Work order - Say how many lines of these entries include the word "icon", and answer with the number alone.

#### Provided records

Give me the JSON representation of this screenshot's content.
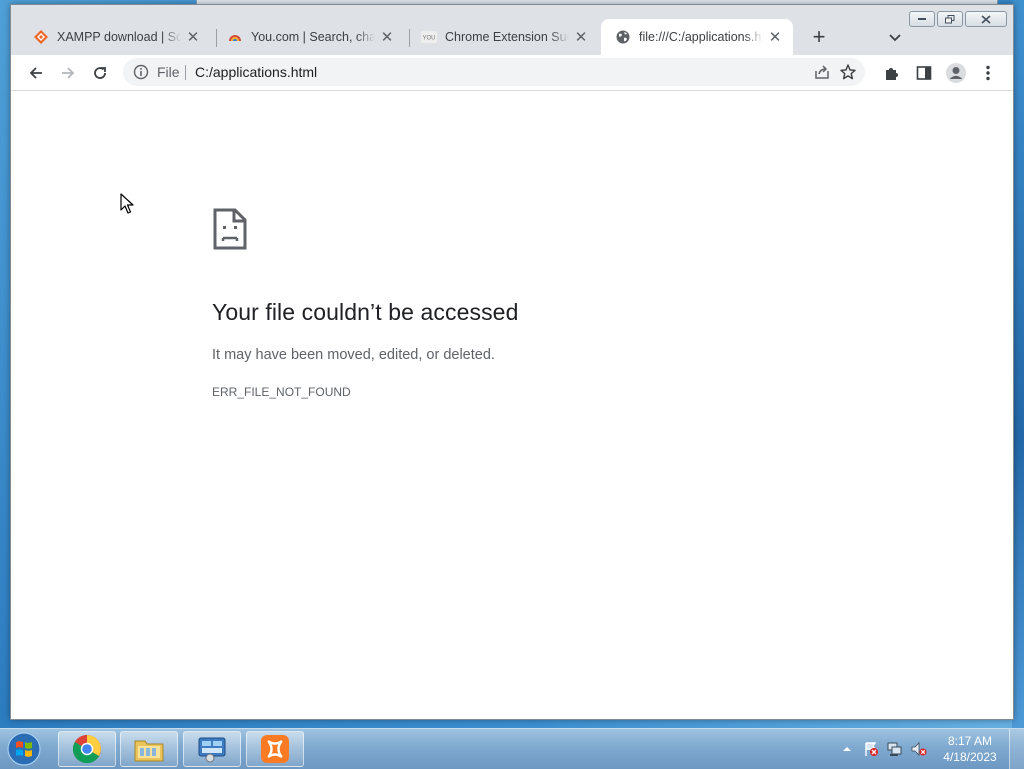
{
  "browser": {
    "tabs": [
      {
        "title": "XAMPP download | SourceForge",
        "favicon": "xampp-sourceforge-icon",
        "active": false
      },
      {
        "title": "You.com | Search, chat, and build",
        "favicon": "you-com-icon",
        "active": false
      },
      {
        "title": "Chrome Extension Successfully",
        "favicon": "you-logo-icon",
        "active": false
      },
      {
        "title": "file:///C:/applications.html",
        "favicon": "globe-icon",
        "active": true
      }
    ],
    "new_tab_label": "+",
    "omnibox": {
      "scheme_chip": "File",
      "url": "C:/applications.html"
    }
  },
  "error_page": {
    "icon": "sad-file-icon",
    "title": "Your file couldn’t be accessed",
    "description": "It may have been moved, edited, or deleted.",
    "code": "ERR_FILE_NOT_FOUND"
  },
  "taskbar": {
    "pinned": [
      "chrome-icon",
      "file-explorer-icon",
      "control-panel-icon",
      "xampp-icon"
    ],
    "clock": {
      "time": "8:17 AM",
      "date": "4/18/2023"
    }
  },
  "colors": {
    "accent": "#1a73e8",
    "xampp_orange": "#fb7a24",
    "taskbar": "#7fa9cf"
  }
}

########
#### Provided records

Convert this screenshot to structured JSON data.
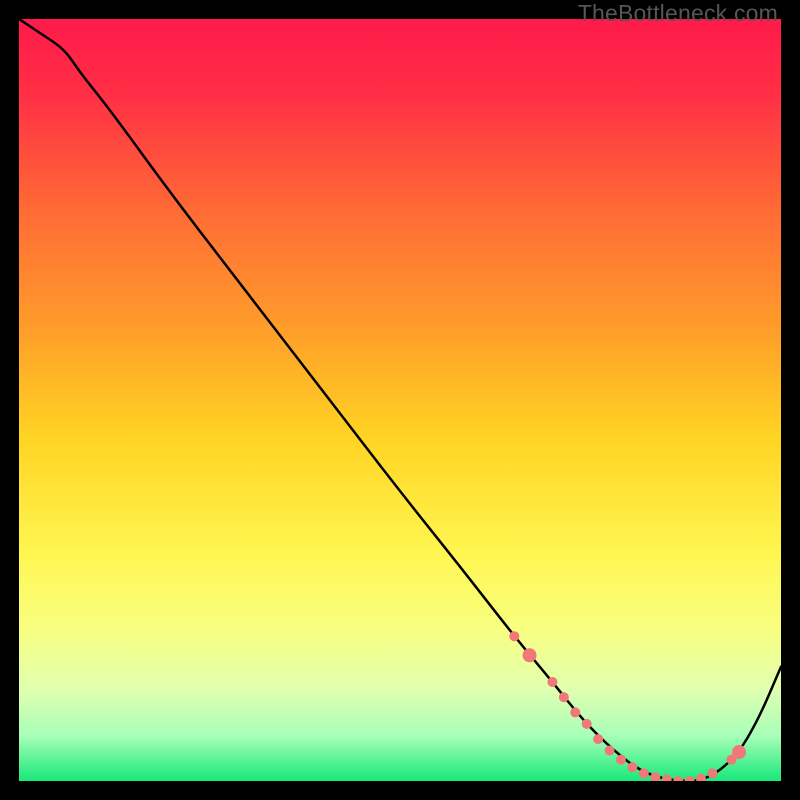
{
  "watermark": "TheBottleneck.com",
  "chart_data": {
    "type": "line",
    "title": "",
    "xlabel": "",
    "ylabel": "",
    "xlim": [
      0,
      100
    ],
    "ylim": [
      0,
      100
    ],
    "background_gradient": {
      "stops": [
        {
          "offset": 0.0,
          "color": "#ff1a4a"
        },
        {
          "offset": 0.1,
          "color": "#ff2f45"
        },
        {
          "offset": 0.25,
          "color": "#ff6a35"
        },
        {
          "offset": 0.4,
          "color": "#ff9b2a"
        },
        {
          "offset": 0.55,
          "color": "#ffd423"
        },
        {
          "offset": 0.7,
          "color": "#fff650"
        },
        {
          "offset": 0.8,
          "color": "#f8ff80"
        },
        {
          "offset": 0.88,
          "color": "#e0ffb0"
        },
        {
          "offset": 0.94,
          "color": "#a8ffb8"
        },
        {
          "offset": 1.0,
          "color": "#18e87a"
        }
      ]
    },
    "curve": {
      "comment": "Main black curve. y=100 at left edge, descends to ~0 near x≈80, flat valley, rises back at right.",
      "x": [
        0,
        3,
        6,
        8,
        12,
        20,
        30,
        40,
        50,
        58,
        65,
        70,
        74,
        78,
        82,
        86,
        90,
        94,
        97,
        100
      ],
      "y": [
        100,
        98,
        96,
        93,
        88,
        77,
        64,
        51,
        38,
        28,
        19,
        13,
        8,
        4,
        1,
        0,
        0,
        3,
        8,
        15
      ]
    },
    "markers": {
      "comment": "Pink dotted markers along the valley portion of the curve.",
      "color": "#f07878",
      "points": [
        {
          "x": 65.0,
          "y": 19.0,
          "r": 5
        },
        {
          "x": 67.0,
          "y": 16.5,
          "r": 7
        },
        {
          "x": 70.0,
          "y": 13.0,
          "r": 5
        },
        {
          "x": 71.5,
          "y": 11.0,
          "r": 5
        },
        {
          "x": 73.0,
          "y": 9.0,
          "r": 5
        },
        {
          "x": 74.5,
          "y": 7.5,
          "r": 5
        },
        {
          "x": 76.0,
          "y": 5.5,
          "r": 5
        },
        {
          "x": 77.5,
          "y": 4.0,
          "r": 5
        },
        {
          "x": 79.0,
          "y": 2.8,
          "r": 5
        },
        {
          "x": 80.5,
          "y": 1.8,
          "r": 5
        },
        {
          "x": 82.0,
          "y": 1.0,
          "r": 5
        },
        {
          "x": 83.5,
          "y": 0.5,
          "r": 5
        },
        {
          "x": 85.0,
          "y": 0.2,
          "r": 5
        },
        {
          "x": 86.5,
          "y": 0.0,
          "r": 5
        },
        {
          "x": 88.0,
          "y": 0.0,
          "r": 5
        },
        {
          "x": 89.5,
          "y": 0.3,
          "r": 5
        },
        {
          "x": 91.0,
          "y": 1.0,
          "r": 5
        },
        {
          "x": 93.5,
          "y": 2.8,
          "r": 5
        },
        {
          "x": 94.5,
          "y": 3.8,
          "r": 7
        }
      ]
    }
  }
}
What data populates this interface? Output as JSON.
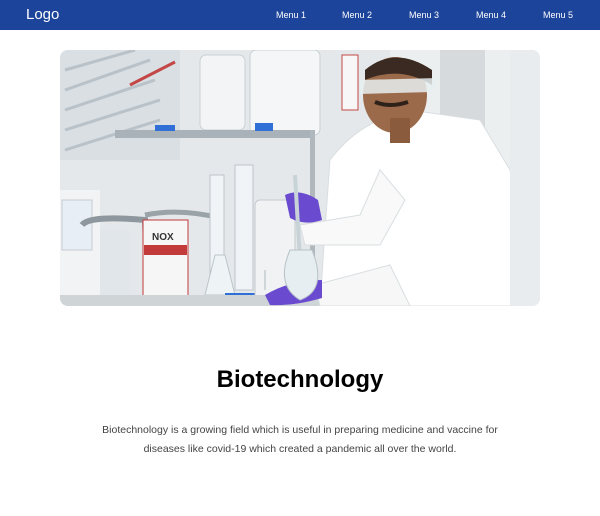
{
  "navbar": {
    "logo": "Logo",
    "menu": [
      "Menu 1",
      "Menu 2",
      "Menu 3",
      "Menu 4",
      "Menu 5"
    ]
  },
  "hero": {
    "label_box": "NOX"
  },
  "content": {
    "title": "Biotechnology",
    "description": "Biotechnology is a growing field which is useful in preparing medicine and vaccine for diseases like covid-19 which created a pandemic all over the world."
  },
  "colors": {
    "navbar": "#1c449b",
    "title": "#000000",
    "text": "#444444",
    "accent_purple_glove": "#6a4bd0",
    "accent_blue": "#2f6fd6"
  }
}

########
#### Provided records

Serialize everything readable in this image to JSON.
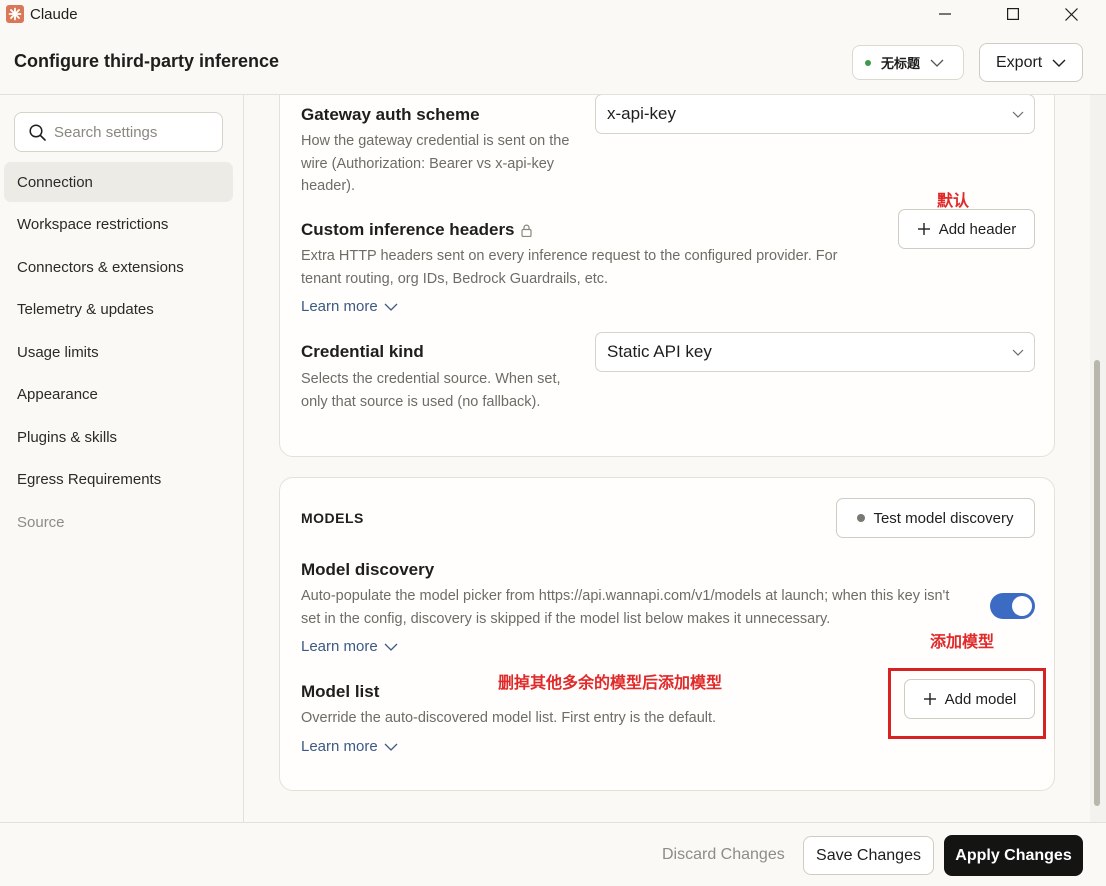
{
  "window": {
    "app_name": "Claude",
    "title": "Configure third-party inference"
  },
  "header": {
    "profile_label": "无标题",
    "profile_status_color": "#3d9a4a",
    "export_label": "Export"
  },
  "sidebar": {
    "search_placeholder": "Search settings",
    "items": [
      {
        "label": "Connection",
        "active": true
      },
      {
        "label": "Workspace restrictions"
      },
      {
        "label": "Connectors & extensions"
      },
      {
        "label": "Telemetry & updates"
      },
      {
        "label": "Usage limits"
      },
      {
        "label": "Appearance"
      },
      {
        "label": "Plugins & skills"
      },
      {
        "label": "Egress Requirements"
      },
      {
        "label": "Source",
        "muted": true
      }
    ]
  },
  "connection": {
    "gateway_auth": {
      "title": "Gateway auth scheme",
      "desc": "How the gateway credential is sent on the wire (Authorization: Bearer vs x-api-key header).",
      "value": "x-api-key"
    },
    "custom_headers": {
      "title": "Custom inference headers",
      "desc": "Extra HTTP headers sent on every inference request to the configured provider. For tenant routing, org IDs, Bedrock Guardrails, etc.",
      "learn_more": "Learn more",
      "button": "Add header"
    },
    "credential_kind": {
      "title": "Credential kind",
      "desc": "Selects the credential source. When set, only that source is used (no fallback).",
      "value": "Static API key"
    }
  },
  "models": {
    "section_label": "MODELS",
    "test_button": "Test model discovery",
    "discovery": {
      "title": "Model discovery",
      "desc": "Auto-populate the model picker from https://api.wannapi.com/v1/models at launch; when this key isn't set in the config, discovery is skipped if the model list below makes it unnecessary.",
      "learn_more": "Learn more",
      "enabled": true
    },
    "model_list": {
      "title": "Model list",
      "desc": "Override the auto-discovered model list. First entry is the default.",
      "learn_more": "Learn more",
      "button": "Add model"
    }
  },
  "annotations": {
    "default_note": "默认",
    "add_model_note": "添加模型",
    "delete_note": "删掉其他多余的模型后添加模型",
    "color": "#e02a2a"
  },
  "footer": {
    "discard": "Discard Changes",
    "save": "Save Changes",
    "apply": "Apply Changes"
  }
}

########

Result of the task - 9